**Problem description:**
Can you reproduce the data beneath, keeping every line exact?

(Given information begins)

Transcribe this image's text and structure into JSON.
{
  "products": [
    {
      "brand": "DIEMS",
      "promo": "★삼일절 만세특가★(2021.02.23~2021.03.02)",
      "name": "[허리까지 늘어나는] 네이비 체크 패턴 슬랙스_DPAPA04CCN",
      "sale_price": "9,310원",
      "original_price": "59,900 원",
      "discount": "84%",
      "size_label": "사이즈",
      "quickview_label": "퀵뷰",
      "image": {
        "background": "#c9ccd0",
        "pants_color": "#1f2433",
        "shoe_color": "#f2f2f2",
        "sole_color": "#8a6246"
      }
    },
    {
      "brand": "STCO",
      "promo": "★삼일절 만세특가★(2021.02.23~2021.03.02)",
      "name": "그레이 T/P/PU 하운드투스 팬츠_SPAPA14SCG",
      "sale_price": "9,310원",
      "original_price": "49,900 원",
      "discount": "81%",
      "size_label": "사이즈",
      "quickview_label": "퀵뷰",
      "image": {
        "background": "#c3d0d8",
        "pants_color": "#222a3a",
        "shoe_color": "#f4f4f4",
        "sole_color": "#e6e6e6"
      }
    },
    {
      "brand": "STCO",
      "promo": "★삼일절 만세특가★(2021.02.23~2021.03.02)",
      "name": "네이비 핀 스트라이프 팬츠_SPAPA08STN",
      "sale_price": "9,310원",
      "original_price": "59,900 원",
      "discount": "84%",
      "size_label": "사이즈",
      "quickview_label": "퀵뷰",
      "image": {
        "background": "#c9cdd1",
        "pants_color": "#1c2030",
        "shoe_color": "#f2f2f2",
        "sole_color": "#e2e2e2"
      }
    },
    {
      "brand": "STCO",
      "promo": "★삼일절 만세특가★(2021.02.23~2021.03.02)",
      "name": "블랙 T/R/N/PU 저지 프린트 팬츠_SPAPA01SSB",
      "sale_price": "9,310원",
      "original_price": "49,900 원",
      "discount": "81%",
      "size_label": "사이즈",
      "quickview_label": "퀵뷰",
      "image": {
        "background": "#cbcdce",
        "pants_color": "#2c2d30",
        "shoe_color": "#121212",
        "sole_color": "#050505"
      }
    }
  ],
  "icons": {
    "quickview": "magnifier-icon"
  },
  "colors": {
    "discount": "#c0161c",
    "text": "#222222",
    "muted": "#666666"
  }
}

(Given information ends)

**Answer for this exercise:**
Transcribe this image's text and structure into JSON.
{
  "products": [
    {
      "brand": "DIEMS",
      "promo": "★삼일절 만세특가★(2021.02.23~2021.03.02)",
      "name": "[허리까지 늘어나는] 네이비 체크 패턴 슬랙스_DPAPA04CCN",
      "sale_price": "9,310원",
      "original_price": "59,900 원",
      "discount": "84%",
      "size_label": "사이즈",
      "quickview_label": "퀵뷰",
      "image": {
        "background": "#c9ccd0",
        "pants_color": "#1f2433",
        "shoe_color": "#f2f2f2",
        "sole_color": "#8a6246"
      }
    },
    {
      "brand": "STCO",
      "promo": "★삼일절 만세특가★(2021.02.23~2021.03.02)",
      "name": "그레이 T/P/PU 하운드투스 팬츠_SPAPA14SCG",
      "sale_price": "9,310원",
      "original_price": "49,900 원",
      "discount": "81%",
      "size_label": "사이즈",
      "quickview_label": "퀵뷰",
      "image": {
        "background": "#c3d0d8",
        "pants_color": "#222a3a",
        "shoe_color": "#f4f4f4",
        "sole_color": "#e6e6e6"
      }
    },
    {
      "brand": "STCO",
      "promo": "★삼일절 만세특가★(2021.02.23~2021.03.02)",
      "name": "네이비 핀 스트라이프 팬츠_SPAPA08STN",
      "sale_price": "9,310원",
      "original_price": "59,900 원",
      "discount": "84%",
      "size_label": "사이즈",
      "quickview_label": "퀵뷰",
      "image": {
        "background": "#c9cdd1",
        "pants_color": "#1c2030",
        "shoe_color": "#f2f2f2",
        "sole_color": "#e2e2e2"
      }
    },
    {
      "brand": "STCO",
      "promo": "★삼일절 만세특가★(2021.02.23~2021.03.02)",
      "name": "블랙 T/R/N/PU 저지 프린트 팬츠_SPAPA01SSB",
      "sale_price": "9,310원",
      "original_price": "49,900 원",
      "discount": "81%",
      "size_label": "사이즈",
      "quickview_label": "퀵뷰",
      "image": {
        "background": "#cbcdce",
        "pants_color": "#2c2d30",
        "shoe_color": "#121212",
        "sole_color": "#050505"
      }
    }
  ],
  "icons": {
    "quickview": "magnifier-icon"
  },
  "colors": {
    "discount": "#c0161c",
    "text": "#222222",
    "muted": "#666666"
  }
}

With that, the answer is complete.